> Raw data:
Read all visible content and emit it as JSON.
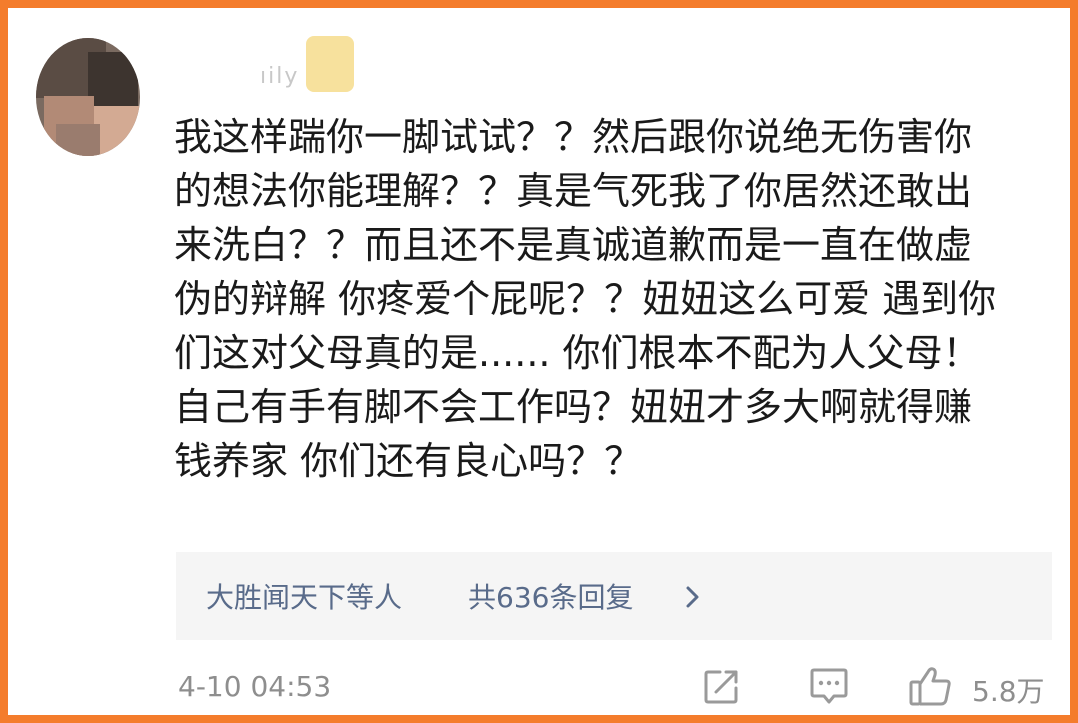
{
  "post": {
    "username": "ıily",
    "comment_lines": [
      "我这样踹你一脚试试？？然后跟你说绝无伤害你",
      "的想法你能理解？？真是气死我了你居然还敢出",
      "来洗白？？而且还不是真诚道歉而是一直在做虚",
      "伪的辩解 你疼爱个屁呢？？妞妞这么可爱 遇到你",
      "们这对父母真的是...... 你们根本不配为人父母！",
      "自己有手有脚不会工作吗？妞妞才多大啊就得赚",
      "钱养家 你们还有良心吗？？"
    ]
  },
  "replies": {
    "users": "大胜闻天下等人",
    "count_text": "共636条回复",
    "arrow_icon": "chevron-right-icon"
  },
  "footer": {
    "timestamp": "4-10 04:53",
    "share_icon": "share-icon",
    "comment_icon": "comment-icon",
    "like_icon": "thumbs-up-icon",
    "like_count": "5.8万"
  },
  "colors": {
    "frame_border": "#f47c2c",
    "link_blue": "#596b8a",
    "meta_gray": "#8e8e8e",
    "reply_bg": "#f5f5f5"
  }
}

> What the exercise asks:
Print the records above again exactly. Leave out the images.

> Exercise output:
Read all visible content and emit it as JSON.
{
  "post": {
    "username": "ıily",
    "comment_lines": [
      "我这样踹你一脚试试？？然后跟你说绝无伤害你",
      "的想法你能理解？？真是气死我了你居然还敢出",
      "来洗白？？而且还不是真诚道歉而是一直在做虚",
      "伪的辩解 你疼爱个屁呢？？妞妞这么可爱 遇到你",
      "们这对父母真的是...... 你们根本不配为人父母！",
      "自己有手有脚不会工作吗？妞妞才多大啊就得赚",
      "钱养家 你们还有良心吗？？"
    ]
  },
  "replies": {
    "users": "大胜闻天下等人",
    "count_text": "共636条回复",
    "arrow_icon": "chevron-right-icon"
  },
  "footer": {
    "timestamp": "4-10 04:53",
    "share_icon": "share-icon",
    "comment_icon": "comment-icon",
    "like_icon": "thumbs-up-icon",
    "like_count": "5.8万"
  },
  "colors": {
    "frame_border": "#f47c2c",
    "link_blue": "#596b8a",
    "meta_gray": "#8e8e8e",
    "reply_bg": "#f5f5f5"
  }
}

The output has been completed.